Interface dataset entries

'''

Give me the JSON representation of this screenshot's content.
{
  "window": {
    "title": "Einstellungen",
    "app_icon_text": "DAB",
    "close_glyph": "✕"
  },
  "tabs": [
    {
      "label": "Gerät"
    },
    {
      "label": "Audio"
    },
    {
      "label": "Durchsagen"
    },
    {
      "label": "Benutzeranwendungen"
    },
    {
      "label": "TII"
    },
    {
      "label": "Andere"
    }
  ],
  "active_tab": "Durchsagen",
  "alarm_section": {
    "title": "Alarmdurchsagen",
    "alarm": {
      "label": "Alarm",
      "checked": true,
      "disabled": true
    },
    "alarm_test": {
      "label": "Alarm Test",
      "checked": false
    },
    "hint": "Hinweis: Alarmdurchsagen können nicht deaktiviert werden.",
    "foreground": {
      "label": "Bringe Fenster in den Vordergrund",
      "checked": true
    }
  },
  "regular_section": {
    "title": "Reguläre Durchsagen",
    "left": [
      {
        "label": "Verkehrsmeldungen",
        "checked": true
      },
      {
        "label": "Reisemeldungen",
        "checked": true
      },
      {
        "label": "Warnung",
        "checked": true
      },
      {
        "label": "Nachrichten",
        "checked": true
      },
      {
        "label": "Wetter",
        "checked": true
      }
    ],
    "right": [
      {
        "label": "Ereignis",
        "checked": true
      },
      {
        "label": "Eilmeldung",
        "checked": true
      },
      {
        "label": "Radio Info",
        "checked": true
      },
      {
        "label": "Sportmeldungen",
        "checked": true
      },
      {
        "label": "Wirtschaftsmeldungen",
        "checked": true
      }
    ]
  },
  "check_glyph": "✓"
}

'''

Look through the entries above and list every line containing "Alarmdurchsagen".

Answer box –
    "title": "Alarmdurchsagen",
    "hint": "Hinweis: Alarmdurchsagen können nicht deaktiviert werden.",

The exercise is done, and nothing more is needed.